Sun Dec 28th, 2008 at 08:29:10 PM EST
Burning the Midnight Oil for Living Energy Independence
I've been following with interest the discussion of California to Las Vegas HSR at the California HSR blog.
To catch up with the state of play, before the passage of CA-Prop 1A, Senator Majority Leader Harry Reid (D-Confusion), who hails from Nevada, supports a maglev line from Las Vegas to Anaheim, and there was an article in the Las Vegas Sun indicating that Gov. Schwarzenegger and Gov. Gibbons had talked up the maglev:
Near the bottom of a news release detailing Gov. Jim Gibbons' meeting last month with President-elect Barack Obama was the announcement that Gibbons and California Gov. Arnold Schwarzenegger had agreed to move ahead with the high-speed train project.
"Arnold and I agreed to jointly work together on the project," said Gibbons, who is planning to travel to Sacramento to talk with Schwarzenegger about it.
Also before the passage of CA-Prop 1A was the DesertXpress proposal to build a private Rapid Passenger Rail system to capture part of the stream of cars heading up the I-15 from LA to Las Vegas. The proposed system starts at Victorville.
Victorville? Why Victorville? If you'd care to follow along, and consider how CA-Prop 1A changes the whole picture, join me after the fold.
Victorville? Why Victorville?
From the DesertXpress site:
Of course it would be great if DesertXpress could be extended to downtown Los Angeles, Anaheim and Ontario, and someday it might. But for this initial project, it is critical for the station to serve the Southern California market and be financeable without public tax dollars.
Victorville makes a lot of sense because it is the first major population center northeast of the Cajon Pass through the San Bernardino mountain range separating the High Desert from the Los Angeles basin. Victorville is within only a 30- to 45-minute drive for roughly 5 million people who live in the Inland Empire, Antelope Valley, and the eastern portions of Los Angeles County, and only a one to two hour's drive for most of the rest of the Southland's 21 million residents--many of whom routinely drive at least an hour to and from work each weekday.
The CAHSR Option
However, now that CA-Prop 1A has passed, the wise heads at the California HSR blog (CAHSR blog)) have pointed to an alternate solution that would provide downtown LA and Anaheim service, as well as downtown San Francisco, San Jose, Fresno, and Sacramento service. First, note the proximity of the propsed Victorville station to the closest station on the main trunk CAHSR route between LA and the Bay.

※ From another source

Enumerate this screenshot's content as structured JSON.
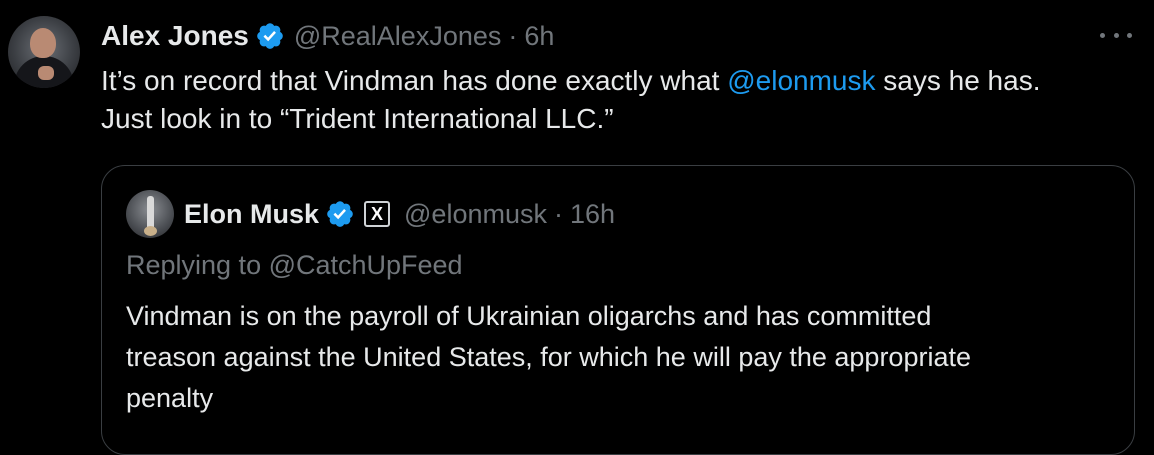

Now, as it turns out, there is an existing rail alignment between Mojave and Barstow, and Rafeal at the California HSR blog has already sketched out a map of a line from the proposed CAHSR system to Las Vegas (google maps), from which I have clipped the following image.
In the post about this issue on the CAHSR blog, there was much discussion of the relative priority of this route. However, the DesertXpress proposal is set forward as a private venture ... they obviously need approval to construct the line in the I-15 alignment, but (unless the financial crisis has changed their view on this) what they require is permission, not funding.
Which points out one possible path ahead. Give the DesertXpress the go-ahead, dependent on electrified rail (but see The STRACNET electrification series for a proposal that reduces the commercial obstacles to electric rail infrastructure on private rail lines), maintaining compatibility with the CAHSR system, permitting a junction at Barstow for the CA-HSR, and guaranteeing fair access to their line by common carriers operating between Las Vegas and the CAHSR system. They can proceed on their planned basis, and when the main trunk of the CA-HSR has been completed, a connecting line between Mojave and Barlow is all that is required to open up the Victorville-Las Vegas line to Anaheim, Las Angeles, Bakersfield, Fresno, San Jose, San Francisco, and when the extension is completed, Sacramento.
A Show Pony or a Work Horse?
Of course, a maglev system is an expensive show-piece project with impressive top speed. However, for anyone living in a transit oriented urban or suburban village, who would have to catch local transit to the HSR station, then the HSR to the maglev transfer station, then the maglev to Vegas ... getting into the Las Vegas bound HSR service at the closest HSR station is a more appealing prospect.
And by the same token, for those who are taking a short hop flight to Vegas, pressing the capacity of the airport in Las Vegas, the ability to go to drive to a closer HSR station and catch a direct HSR service should be more appealing to many than an HSR service to a maglev transfer station. After all, once you have settled in with your laptop or the movie on your portable DVD player, an uninterrupted trip with no uncertainties about a transfer is a more pleasant way to travel ...
... lost in dreaming, while blazing through the desert ...